I always start each course by explaining that if anyone has difficulty understanding me because of my speech impediment, I don’t mind repeating myself.  I appreciate that if someone hasn’t met me before, it can initially be a bit of a challenge to “tune in”.  And I really don’t mind repeating myself – I always sense when someone is pretending to understand!

At the end of the course I asked the clients what they thought of the course and if they had any feedback for me.  Although the feedback was very positive about my ability as a trainer, a few of the clients commented that they found it difficult listening to me and it would be better if I worked with another trainer.  Obviously, being self employed that isn’t really an option, at least not at the moment.  As I made my way home, I pondered the issue.  Why hadn’t the clients stopped me and let me know they were having problems understanding me?

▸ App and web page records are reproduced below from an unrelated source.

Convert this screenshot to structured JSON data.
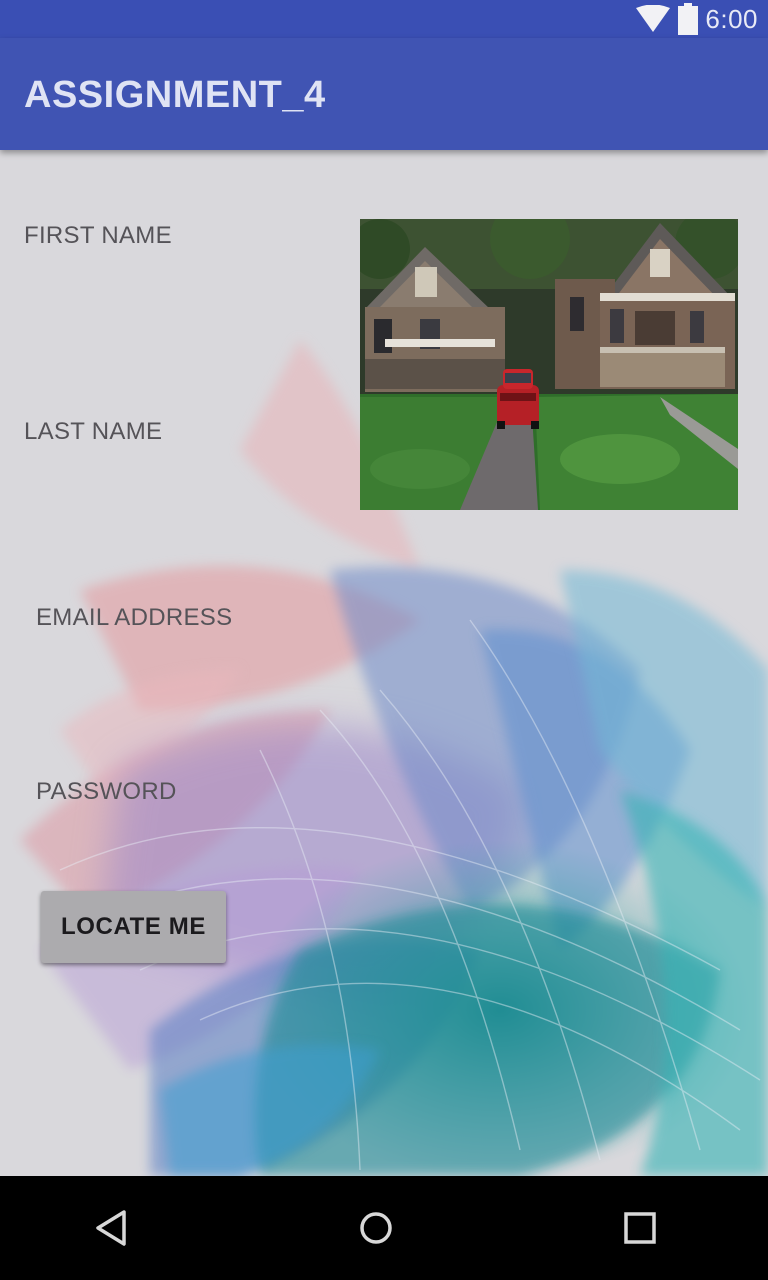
{
  "status_bar": {
    "time": "6:00",
    "icons": [
      "wifi-icon",
      "battery-icon"
    ]
  },
  "app_bar": {
    "title": "ASSIGNMENT_4",
    "color": "#4054b3"
  },
  "form": {
    "first_name_label": "FIRST NAME",
    "last_name_label": "LAST NAME",
    "email_label": "EMAIL ADDRESS",
    "password_label": "PASSWORD",
    "locate_button_label": "LOCATE ME"
  },
  "image": {
    "subject": "house-with-red-car-photo"
  },
  "nav_bar": {
    "icons": [
      "back-icon",
      "home-icon",
      "recent-apps-icon"
    ]
  }
}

“It’s the elephant in the room,” my husband said later, “nobody wants to be the first to say anything.”  I tried putting myself in that situation – would I be brave enough to be the first to raise my hand and say I didn’t understand?  Would I want to potentially embarrass somebody I didn’t know?  Probably not.  My husband had hit the nail on the head – to avoid this happening again, I’d have to draw attention to the elephant myself and perhaps use a little humour to deal with it.

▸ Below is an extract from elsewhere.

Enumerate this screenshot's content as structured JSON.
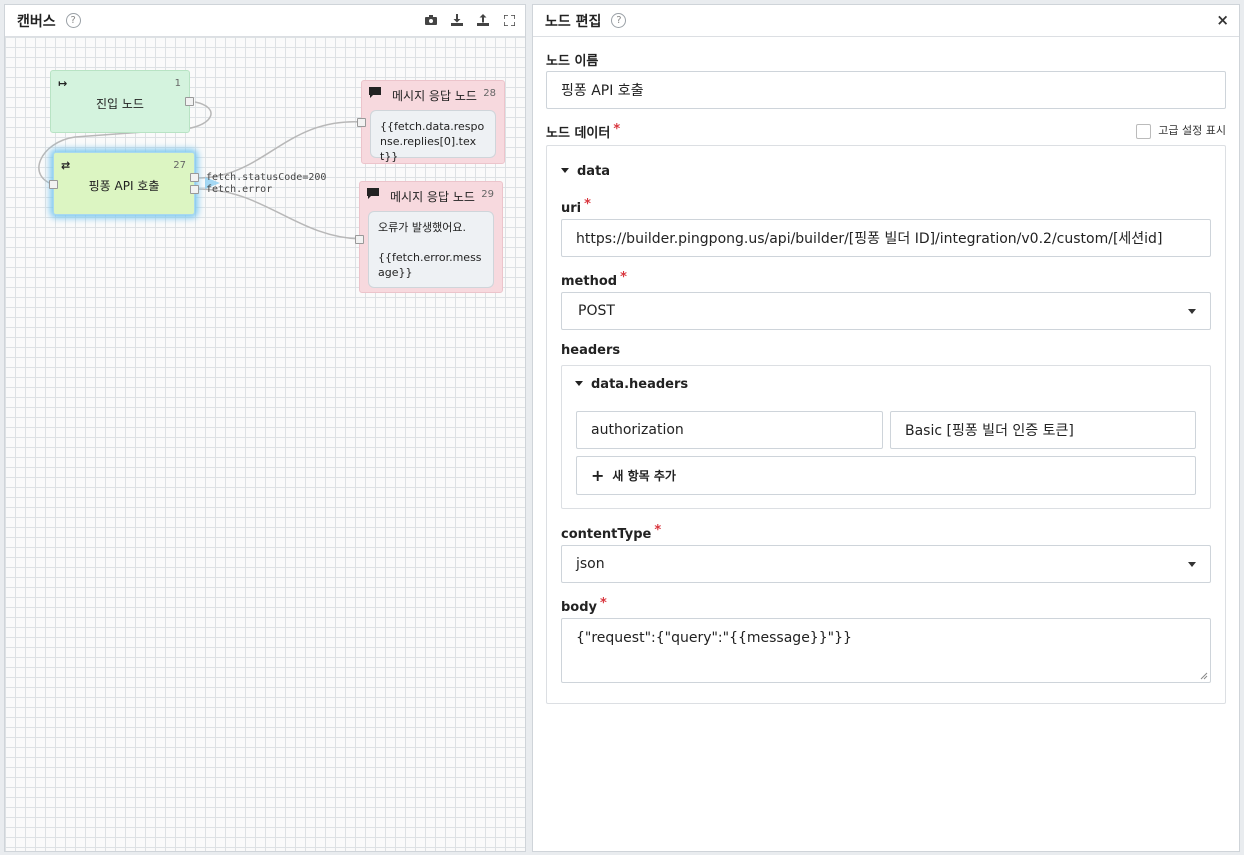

However, although the majority of people don’t have a problem understanding me, I have taken the feedback seriously and as well as dealing with the elephant head on, I am going to look at ways of cutting down my presentation “speak” and using other materials a little more.

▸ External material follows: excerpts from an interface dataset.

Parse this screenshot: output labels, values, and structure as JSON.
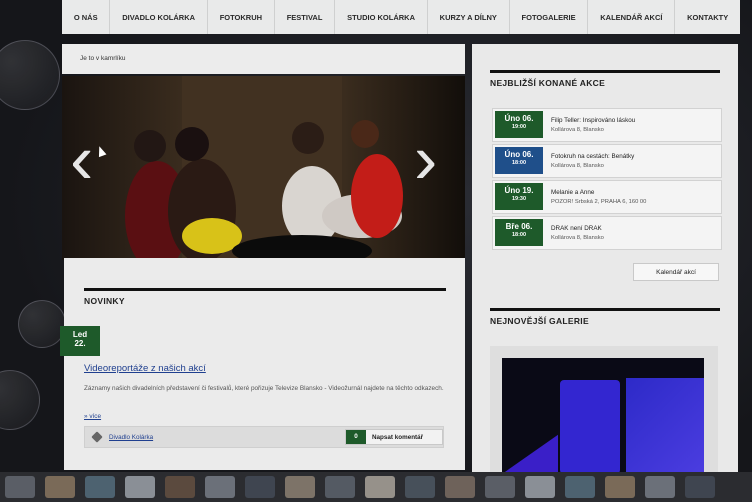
{
  "nav": [
    "O NÁS",
    "DIVADLO KOLÁRKA",
    "FOTOKRUH",
    "FESTIVAL",
    "STUDIO KOLÁRKA",
    "KURZY A DÍLNY",
    "FOTOGALERIE",
    "KALENDÁŘ AKCÍ",
    "KONTAKTY"
  ],
  "breadcrumb": "Je to v kamrlíku",
  "news": {
    "section_title": "NOVINKY",
    "date_month": "Led",
    "date_day": "22.",
    "headline": "Videoreportáže z našich akcí",
    "body": "Záznamy našich divadelních představení či festivalů, které pořizuje Televize Blansko - Videožurnál najdete na těchto odkazech.",
    "more": "» více",
    "tag": "Divadlo Kolárka",
    "comment_count": "0",
    "comment_button": "Napsat komentář"
  },
  "events": {
    "section_title": "NEJBLIŽŠÍ KONANÉ AKCE",
    "items": [
      {
        "date": "Úno 06.",
        "time": "19:00",
        "title": "Filip Teller: Inspirováno láskou",
        "place": "Kollárova 8, Blansko",
        "color": "#1e5a2a"
      },
      {
        "date": "Úno 06.",
        "time": "18:00",
        "title": "Fotokruh na cestách: Benátky",
        "place": "Kollárova 8, Blansko",
        "color": "#1f4f8a"
      },
      {
        "date": "Úno 19.",
        "time": "19:30",
        "title": "Melanie a Anne",
        "place": "POZOR! Srbská 2, PRAHA 6, 160 00",
        "color": "#1e5a2a"
      },
      {
        "date": "Bře 06.",
        "time": "18:00",
        "title": "DRAK není DRAK",
        "place": "Kollárova 8, Blansko",
        "color": "#1e5a2a"
      }
    ],
    "calendar_button": "Kalendář akcí"
  },
  "gallery": {
    "section_title": "NEJNOVĚJŠÍ GALERIE"
  }
}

It’s in the family

Posted in Equality & Diversity, Flyinglady Training, and Uncategorised

As a child, my parents ran their own cleaning company and built up quite an empire.  Dad always told us, “You never make money working for someone else!”  He would spend his sundays doing staff rotas and every other evening changing them again!  There was always something to be done but with hard work and commitment, came success and a comfortable lifestyle.   These days, my Mum runs a party business and both my sisters run successful businesses.  Being an entrepreneur really is in the blood!

I’ve seen first hand the challenges and triumphs of being self employed – it’s no easy option.  The monthly pay slip brings far less hassle – it’s certainly nice to clock-off at 5.30 and have no worries, other than the office politics of course!  But just like my family, I have never shyed away from hard work and hence why I have decided to set up Flyinglady Training & Consultancy.

It took me a while to work out what I really wanted to do.  And then I was given the opportunity to do a PTLLS course which is a qualification to teach adults.  As the course progressed and as I began delivering training, I realised I was happiest in the classroom – helping people to realise their potential.  Giving them knowledge and insights.  Challenging their perspectives.  And challenging myself.  Every learner and situation is unique – no one size will ever fit everyone and that’s the point of Flyinglady Training.

It won’t try and sell an off-the-shelf course unless it completely meets the clients requirements and the exact same course won’t be delivered twice.  Customers will get a training package which is specifically designed to meet their needs and it will be constantly reviewed.  If the approach isn’t working, I’ll find a new approach to meet individual needs.

It won’t be a 9-5 job, but what fun would that be anyway?!